Wouldn’t it be wonderful if every workplace operated in a harmonious way? Fortunately, for many companies in our community, this is the case. Organizations with people who work in harmony have capabilities that nurture their capacity for pleasure and work. Ultimately, companies in which people collaborate best will have a competitive edge.
Naturally, conflict is inevitable. People are human and sometimes drama just happens. While some conflict can be good and productive in a dynamic environment where people are challenged to take risks, most conflict is detrimental to an organization… especially if it’s not dealt with effectively. Hence, conflict becomes an obstacle that leaders must learn to manage to the benefit of the organization.
Organizational leaders are responsible for creating a work environment that enables people to thrive. If turf wars, disagreements and differences of opinion escalate into interpersonal conflict, you must intervene immediately.
Five key considerations for building harmony in the workplace:
- Do not avoid the conflict, hoping it will go away. It won’t! Conflict that appears to have been superficially put to rest will rear its ugly head whenever stress increases or a new disagreement occurs.

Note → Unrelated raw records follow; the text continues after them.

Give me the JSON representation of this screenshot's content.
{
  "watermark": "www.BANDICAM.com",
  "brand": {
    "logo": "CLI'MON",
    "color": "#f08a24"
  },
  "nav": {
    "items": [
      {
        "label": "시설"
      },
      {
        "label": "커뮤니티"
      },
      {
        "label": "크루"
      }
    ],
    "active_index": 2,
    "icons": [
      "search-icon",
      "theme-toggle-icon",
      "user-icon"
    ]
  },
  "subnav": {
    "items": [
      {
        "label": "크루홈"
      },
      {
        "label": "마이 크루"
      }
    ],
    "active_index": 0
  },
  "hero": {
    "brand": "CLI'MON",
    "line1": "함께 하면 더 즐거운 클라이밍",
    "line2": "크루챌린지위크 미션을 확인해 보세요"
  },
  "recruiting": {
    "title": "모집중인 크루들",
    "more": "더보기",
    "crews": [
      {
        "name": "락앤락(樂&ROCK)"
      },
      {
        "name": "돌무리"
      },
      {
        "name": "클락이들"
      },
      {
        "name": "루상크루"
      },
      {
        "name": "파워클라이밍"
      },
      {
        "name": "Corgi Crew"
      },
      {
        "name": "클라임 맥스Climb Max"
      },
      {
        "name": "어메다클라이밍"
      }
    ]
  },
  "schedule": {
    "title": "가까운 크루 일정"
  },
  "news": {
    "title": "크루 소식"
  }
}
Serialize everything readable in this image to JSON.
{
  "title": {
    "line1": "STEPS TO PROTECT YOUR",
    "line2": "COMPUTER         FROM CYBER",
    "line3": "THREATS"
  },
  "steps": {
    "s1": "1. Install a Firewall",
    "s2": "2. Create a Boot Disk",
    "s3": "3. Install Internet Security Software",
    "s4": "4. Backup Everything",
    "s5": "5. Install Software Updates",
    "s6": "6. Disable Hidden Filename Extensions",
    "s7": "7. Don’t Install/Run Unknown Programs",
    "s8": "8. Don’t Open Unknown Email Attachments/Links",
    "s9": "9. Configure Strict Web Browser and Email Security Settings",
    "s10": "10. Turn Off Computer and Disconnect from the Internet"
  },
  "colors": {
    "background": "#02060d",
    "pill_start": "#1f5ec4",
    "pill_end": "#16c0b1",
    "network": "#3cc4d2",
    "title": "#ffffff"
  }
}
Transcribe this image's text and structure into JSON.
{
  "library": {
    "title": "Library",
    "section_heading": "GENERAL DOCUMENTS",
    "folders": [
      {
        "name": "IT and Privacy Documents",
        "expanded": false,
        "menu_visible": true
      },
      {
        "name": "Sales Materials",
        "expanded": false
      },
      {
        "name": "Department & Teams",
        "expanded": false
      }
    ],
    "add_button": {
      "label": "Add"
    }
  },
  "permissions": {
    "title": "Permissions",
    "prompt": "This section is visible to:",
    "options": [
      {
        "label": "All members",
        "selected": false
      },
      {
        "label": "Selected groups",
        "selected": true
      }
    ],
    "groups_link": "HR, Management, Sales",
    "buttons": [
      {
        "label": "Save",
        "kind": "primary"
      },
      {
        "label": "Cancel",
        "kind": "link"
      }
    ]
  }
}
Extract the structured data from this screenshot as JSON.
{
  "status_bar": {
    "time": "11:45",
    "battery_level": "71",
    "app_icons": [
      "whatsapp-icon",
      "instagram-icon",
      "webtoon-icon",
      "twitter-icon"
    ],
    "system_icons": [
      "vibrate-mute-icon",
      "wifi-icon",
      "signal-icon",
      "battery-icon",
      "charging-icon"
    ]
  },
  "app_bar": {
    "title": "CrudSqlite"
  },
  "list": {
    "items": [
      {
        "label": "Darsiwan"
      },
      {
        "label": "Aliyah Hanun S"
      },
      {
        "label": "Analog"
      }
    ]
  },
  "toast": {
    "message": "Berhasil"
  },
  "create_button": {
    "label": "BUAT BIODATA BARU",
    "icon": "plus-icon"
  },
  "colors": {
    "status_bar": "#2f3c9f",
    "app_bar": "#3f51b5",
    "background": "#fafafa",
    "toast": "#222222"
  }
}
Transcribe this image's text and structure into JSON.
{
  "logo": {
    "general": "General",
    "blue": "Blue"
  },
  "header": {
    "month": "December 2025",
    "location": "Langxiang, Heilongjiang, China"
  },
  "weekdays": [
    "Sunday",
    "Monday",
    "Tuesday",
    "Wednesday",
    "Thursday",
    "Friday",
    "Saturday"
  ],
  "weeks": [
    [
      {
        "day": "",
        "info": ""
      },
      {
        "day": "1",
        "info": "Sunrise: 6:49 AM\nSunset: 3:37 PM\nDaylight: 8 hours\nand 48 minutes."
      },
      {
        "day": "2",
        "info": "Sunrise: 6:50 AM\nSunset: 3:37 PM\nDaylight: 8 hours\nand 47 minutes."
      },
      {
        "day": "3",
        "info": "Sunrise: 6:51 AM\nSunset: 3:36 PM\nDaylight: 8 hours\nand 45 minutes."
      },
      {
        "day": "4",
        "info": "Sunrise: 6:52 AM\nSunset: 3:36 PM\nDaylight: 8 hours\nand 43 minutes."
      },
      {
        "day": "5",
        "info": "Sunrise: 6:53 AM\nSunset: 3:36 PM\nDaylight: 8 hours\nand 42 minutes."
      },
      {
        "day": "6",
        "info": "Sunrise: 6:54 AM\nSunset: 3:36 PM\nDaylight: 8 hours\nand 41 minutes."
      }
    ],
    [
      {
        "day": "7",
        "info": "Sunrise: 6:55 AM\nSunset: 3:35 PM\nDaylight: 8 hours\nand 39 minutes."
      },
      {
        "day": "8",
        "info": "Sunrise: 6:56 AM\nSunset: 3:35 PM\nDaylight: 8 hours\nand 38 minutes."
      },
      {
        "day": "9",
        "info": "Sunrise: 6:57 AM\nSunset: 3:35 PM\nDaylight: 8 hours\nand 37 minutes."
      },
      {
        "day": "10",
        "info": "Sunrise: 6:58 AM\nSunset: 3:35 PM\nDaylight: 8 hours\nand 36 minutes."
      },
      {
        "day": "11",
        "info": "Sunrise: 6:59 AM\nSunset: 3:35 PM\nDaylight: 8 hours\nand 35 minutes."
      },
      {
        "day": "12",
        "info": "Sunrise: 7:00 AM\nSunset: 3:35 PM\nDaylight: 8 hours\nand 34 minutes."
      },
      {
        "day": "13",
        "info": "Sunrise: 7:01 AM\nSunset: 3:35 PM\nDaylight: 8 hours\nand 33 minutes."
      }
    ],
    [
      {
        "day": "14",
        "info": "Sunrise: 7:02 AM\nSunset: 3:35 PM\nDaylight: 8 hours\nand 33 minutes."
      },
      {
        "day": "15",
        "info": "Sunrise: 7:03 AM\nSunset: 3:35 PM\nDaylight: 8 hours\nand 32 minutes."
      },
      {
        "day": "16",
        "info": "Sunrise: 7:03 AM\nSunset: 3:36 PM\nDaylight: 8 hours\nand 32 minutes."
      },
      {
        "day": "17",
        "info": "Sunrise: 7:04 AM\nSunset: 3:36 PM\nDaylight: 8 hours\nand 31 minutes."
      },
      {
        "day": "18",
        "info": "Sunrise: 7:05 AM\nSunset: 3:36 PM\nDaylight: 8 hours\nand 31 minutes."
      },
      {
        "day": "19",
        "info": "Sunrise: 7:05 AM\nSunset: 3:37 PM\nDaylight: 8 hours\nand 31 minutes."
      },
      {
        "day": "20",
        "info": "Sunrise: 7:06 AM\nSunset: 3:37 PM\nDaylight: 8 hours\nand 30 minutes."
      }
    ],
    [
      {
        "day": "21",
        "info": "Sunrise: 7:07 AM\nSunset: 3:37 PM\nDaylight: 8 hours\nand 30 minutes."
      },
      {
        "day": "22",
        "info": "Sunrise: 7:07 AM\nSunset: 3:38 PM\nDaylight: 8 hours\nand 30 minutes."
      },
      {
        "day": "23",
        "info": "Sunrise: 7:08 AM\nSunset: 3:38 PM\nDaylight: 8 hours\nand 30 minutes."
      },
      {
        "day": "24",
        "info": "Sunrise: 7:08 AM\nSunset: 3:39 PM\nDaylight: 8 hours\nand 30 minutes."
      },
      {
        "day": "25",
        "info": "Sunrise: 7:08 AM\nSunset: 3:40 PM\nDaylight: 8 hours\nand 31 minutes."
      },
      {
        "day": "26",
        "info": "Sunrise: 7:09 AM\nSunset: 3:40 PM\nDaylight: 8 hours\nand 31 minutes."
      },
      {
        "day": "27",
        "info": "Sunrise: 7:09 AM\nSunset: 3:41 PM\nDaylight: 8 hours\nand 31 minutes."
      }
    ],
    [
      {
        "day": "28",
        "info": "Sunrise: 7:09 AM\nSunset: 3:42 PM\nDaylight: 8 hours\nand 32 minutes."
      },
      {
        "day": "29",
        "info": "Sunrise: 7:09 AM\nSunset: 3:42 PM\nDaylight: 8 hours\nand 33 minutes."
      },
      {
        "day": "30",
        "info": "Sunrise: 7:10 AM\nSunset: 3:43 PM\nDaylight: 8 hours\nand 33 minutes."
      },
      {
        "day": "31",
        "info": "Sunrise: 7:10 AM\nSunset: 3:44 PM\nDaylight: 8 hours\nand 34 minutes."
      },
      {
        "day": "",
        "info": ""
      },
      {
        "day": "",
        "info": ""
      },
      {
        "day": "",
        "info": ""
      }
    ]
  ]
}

- Do not meet separately with people in conflict, and leave it at that. It’s good to understand each side’s point of view. It’s even better to bring the individuals together to facilitate communication between the two individuals to help them understand the impact that one is having on the other.
- You can’t force people to like each other, but you definitely can contend for a respectful work environment. Keep in mind that this is one hurdle you will likely never jump over if you don’t lead by example.
- Remember, the participants are not the only ones affected by the conflict. Everyone is influenced by the tension! People feel as if they are walking on egg shells in the presence of the antagonist. Your team members may take sides and cause division in your organization.
- Do not allow problem employees (those negative instigators) to overpower your organization. After you’ve done all that you can to coach and counsel those individuals, consider parting ways with them.
An organization is better equipped to handle conflict if it has laid a strong foundation. Working in a way that builds harmony can be learned both at the individual and group level. The key is practice! Extinguishing dysfunctional patterns and habits, and replacing them with new ones that reflect the company’s values will result in a harmonious workplace.